**Task to carry out:**
Word for word, reproduce all entries below, leaving every picture out.

BEGIN Record excerpts

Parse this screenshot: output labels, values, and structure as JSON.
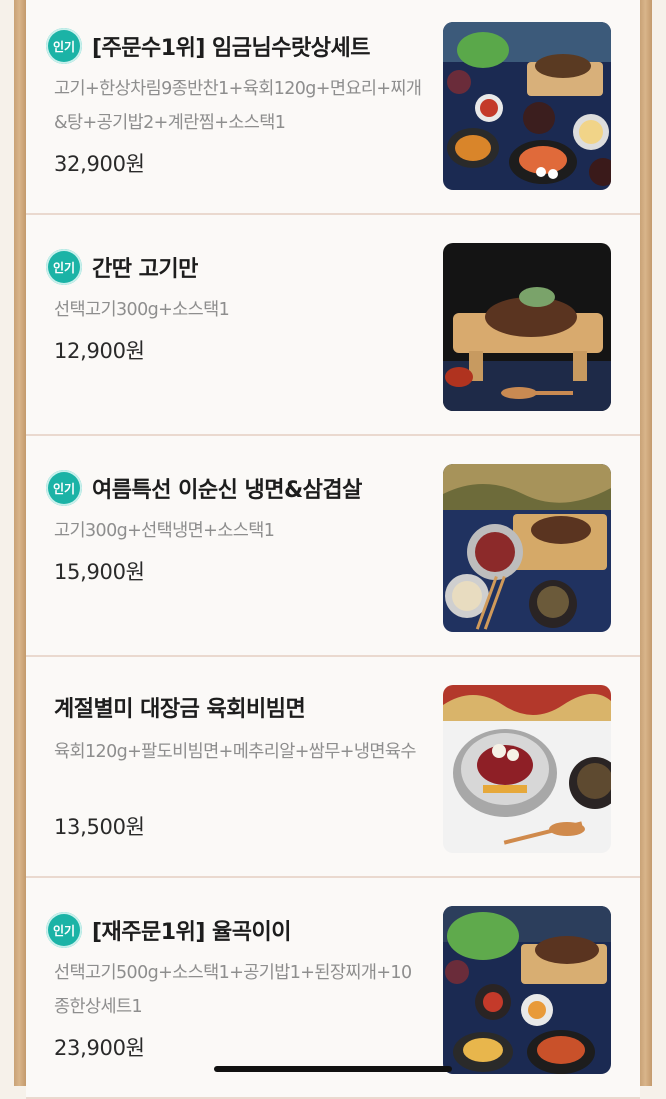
{
  "items": [
    {
      "badge": "인기",
      "title": "[주문수1위] 임금님수랏상세트",
      "desc": "고기+한상차림9종반찬1+육회120g+면요리+찌개&탕+공기밥2+계란찜+소스택1",
      "price": "32,900원"
    },
    {
      "badge": "인기",
      "title": "간딴 고기만",
      "desc": "선택고기300g+소스택1",
      "price": "12,900원"
    },
    {
      "badge": "인기",
      "title": "여름특선 이순신 냉면&삼겹살",
      "desc": "고기300g+선택냉면+소스택1",
      "price": "15,900원"
    },
    {
      "title": "계절별미 대장금 육회비빔면",
      "desc": "육회120g+팔도비빔면+메추리알+쌈무+냉면육수",
      "price": "13,500원"
    },
    {
      "badge": "인기",
      "title": "[재주문1위] 율곡이이",
      "desc": "선택고기500g+소스택1+공기밥1+된장찌개+10종한상세트1",
      "price": "23,900원"
    }
  ]
}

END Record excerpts

**Expected answer:**
Parse this screenshot: output labels, values, and structure as JSON.
{
  "items": [
    {
      "badge": "인기",
      "title": "[주문수1위] 임금님수랏상세트",
      "desc": "고기+한상차림9종반찬1+육회120g+면요리+찌개&탕+공기밥2+계란찜+소스택1",
      "price": "32,900원"
    },
    {
      "badge": "인기",
      "title": "간딴 고기만",
      "desc": "선택고기300g+소스택1",
      "price": "12,900원"
    },
    {
      "badge": "인기",
      "title": "여름특선 이순신 냉면&삼겹살",
      "desc": "고기300g+선택냉면+소스택1",
      "price": "15,900원"
    },
    {
      "title": "계절별미 대장금 육회비빔면",
      "desc": "육회120g+팔도비빔면+메추리알+쌈무+냉면육수",
      "price": "13,500원"
    },
    {
      "badge": "인기",
      "title": "[재주문1위] 율곡이이",
      "desc": "선택고기500g+소스택1+공기밥1+된장찌개+10종한상세트1",
      "price": "23,900원"
    }
  ]
}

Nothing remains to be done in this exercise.